When fall quarter of this year rolled around, and I realized that my earliest class was at 10:30 only on Tuesdays and Thursdays with my Mondays and Wednesdays starting at 1:30 PM and my Fridays containing no classes at all, I was ecstatic, to say the least. I was so ready to make up for every minute of sleep that I missed while dealing with my early mornings last year. Surprisingly though, as we draw closer to the end of this quarter, I’m having to admit to myself that I miss my Monday-to-Friday morning classes a lot more than I ever thought I would.
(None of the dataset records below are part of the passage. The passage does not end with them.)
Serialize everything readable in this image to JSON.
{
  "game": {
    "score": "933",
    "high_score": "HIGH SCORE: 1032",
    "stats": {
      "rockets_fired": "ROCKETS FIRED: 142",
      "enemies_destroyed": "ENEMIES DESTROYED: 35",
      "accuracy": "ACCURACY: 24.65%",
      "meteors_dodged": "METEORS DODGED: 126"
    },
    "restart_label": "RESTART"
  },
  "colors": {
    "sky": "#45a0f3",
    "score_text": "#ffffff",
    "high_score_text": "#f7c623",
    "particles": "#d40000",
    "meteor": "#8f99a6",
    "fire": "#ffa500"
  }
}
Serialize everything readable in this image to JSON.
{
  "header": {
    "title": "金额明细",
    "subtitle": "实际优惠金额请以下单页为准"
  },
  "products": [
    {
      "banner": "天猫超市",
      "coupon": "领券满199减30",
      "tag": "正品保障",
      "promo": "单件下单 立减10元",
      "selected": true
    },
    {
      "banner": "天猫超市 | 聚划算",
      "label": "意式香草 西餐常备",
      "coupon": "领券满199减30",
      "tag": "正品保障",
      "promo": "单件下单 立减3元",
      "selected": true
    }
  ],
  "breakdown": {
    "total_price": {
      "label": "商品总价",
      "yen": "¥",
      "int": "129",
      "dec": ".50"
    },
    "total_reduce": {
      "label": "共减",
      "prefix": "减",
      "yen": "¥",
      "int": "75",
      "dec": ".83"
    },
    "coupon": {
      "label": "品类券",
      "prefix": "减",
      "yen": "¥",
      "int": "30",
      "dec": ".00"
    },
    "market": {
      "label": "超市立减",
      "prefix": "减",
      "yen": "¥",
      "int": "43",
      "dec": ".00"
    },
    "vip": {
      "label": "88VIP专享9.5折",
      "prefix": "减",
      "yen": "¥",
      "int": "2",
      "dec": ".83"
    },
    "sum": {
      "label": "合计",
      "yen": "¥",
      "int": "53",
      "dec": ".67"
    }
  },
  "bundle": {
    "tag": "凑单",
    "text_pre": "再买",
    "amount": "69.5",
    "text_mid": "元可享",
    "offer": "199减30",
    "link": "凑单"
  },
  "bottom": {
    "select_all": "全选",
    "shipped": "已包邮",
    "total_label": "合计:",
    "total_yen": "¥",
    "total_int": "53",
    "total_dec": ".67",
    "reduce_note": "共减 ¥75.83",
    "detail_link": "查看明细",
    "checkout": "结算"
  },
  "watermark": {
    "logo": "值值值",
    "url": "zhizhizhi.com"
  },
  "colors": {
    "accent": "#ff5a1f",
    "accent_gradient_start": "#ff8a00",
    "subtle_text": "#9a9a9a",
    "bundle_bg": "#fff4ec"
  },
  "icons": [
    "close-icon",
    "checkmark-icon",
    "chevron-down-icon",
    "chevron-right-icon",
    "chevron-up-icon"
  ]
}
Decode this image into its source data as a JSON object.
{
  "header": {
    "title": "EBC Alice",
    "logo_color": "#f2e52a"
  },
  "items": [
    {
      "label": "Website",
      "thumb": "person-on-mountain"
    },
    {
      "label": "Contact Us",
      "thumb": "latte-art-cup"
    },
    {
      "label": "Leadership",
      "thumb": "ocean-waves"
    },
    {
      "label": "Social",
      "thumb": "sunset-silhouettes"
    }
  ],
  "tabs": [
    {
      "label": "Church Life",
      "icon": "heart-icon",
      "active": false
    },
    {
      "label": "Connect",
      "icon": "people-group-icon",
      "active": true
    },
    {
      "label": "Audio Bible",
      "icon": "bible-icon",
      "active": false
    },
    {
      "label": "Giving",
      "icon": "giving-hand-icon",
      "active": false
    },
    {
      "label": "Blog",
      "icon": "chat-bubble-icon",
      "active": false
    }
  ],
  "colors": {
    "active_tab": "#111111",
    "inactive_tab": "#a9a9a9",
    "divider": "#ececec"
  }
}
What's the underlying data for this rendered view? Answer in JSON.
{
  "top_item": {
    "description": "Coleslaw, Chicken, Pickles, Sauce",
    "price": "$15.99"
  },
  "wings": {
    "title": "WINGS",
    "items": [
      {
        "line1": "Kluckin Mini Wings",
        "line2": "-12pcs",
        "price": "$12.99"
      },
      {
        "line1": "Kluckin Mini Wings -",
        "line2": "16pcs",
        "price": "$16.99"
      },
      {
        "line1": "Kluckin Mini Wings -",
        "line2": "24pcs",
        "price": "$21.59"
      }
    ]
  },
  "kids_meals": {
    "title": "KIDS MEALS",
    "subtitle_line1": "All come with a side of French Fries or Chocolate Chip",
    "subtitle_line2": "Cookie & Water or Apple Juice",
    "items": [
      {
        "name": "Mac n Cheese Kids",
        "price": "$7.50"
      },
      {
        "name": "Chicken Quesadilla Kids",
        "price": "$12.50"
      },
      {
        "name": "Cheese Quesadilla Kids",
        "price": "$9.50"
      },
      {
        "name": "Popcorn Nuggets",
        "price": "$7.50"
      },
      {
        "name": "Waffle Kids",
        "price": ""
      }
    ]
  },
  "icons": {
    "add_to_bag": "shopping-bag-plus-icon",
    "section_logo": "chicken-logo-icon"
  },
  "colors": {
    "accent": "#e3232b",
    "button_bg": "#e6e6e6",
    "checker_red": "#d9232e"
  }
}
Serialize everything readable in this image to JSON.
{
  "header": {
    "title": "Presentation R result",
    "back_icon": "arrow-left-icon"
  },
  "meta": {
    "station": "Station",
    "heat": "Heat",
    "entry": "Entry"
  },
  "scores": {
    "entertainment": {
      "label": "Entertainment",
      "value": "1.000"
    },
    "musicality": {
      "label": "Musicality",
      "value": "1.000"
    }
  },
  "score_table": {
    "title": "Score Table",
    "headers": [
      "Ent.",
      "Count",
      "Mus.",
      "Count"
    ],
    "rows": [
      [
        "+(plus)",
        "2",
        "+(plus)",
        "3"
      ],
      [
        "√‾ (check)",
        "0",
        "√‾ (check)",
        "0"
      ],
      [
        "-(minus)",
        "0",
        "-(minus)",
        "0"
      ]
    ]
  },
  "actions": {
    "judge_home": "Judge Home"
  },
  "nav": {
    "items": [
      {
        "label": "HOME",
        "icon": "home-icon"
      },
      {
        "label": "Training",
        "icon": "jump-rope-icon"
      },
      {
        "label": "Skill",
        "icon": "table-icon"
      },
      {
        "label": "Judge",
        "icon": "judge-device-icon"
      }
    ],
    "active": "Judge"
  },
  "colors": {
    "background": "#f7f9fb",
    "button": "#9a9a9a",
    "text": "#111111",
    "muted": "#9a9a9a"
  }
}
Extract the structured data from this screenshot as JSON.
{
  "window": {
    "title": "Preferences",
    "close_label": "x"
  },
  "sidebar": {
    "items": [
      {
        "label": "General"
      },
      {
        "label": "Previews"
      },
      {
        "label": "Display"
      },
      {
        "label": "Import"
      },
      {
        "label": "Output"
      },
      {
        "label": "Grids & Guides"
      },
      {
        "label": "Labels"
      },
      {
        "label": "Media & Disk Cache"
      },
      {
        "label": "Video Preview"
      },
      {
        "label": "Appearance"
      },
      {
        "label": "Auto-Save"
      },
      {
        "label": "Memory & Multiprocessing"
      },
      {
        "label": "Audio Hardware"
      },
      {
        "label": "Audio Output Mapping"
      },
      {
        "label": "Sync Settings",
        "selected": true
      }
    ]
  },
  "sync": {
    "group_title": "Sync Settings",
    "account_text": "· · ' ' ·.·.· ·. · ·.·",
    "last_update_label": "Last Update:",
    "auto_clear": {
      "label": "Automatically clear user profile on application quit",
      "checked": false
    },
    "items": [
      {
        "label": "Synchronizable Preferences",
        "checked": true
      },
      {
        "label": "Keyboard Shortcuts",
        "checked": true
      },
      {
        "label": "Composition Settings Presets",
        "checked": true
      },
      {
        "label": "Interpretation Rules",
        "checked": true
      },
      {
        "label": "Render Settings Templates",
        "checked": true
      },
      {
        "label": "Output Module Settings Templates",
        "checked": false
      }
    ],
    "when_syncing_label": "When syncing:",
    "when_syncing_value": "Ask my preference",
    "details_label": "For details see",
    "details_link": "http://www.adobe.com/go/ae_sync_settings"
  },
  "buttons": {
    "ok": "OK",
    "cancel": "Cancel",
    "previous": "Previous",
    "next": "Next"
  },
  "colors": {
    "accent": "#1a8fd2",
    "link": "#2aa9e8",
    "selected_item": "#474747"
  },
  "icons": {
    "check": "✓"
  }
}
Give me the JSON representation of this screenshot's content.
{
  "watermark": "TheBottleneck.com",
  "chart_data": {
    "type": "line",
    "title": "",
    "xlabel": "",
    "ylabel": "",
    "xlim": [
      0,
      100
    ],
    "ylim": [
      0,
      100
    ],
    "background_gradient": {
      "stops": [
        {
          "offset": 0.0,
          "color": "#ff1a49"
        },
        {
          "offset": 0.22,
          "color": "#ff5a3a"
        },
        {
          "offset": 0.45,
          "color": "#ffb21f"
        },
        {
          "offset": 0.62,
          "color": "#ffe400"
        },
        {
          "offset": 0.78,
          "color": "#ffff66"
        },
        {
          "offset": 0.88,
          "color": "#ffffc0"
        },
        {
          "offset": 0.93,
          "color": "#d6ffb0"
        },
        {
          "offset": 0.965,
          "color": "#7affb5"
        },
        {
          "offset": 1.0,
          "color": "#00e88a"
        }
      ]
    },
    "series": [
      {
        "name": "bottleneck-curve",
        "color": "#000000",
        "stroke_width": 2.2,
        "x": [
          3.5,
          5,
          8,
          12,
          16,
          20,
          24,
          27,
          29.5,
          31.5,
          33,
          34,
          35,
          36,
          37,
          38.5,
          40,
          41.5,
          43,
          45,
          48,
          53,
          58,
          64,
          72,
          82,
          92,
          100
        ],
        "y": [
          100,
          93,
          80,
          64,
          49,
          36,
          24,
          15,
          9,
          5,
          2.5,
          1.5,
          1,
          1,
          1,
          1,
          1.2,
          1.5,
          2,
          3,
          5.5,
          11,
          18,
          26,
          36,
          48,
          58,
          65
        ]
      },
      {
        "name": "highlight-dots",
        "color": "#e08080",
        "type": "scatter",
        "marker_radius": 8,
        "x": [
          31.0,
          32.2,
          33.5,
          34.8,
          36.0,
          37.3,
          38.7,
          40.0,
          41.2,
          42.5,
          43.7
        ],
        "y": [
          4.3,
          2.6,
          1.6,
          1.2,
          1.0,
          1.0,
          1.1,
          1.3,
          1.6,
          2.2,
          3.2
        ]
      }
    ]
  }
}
Why am I not rejoicing in my ability to roll out of bed as slowly as I please for three out of five weekdays? Well, while my morning classes temporarily killed my joy, my afternoon classes — and especially my days with no classes — are temporarily killing my productivity.

I’ve started to fall into roughly the same routine for Mondays and Wednesdays. I wake up anywhere between 10:30 and 11 a.m., though usually closer to the latter. Then I shower, do my morning routine and get dressed, calmly dawdling throughout. Finally, by the time I’m done with everything, I check the clock, see that it’s close enough to noon and decide that there’s no point in actually starting to do work because I’m going to be eating lunch soon anyways. After lunch, I occasionally work — lightly — before class. Then I regret it all later as I end up staying up much later than I should have needed to as I scramble to finish all of the work that I wanted to complete that day. Fridays are even worse, as without a class to go to, I really don’t have a reason to get started on anything any earlier than I choose to.

When I had predominantly morning classes, I was forced to start my days early, giving me the kick I needed to actually work throughout the day. I was able to go to sleep at a decent hour (or at least spend my nights doing something that I wanted to do). I suppose it’s just a tradeoff between becoming a night owl or being an early bird, but personally, I’ve found that I strongly prefer finishing my days earlier rather than starting them late and having them carry on. Obviously, the simple solution would be to force myself to get up earlier on weekdays, but it’s not that easy. I mean, sure, I’m all fired up, slapping myself on the wrist as I write this article, but when I’m lying in bed on a Monday morning, truly understanding Garfield’s hatred of the day, I don’t exactly feel motivated to leap out of bed and dive into writing a paper.

While there are both positives and negatives for every class time differing by person, I feel like many people see morning classes as something to be avoided if at all possible. However, I’m not sure if I agree with that anymore. Yes, anything before 10 may be a little painful, but I think that 10:30 every day is the perfect sweet spot. Late enough to get a good night of sleep but early enough to not end up wasting half of the day. As the saying goes, the early-ish bird catches the worm.

 

Contact Kassidy Kelley at kckelley ‘at’ stanford.edu.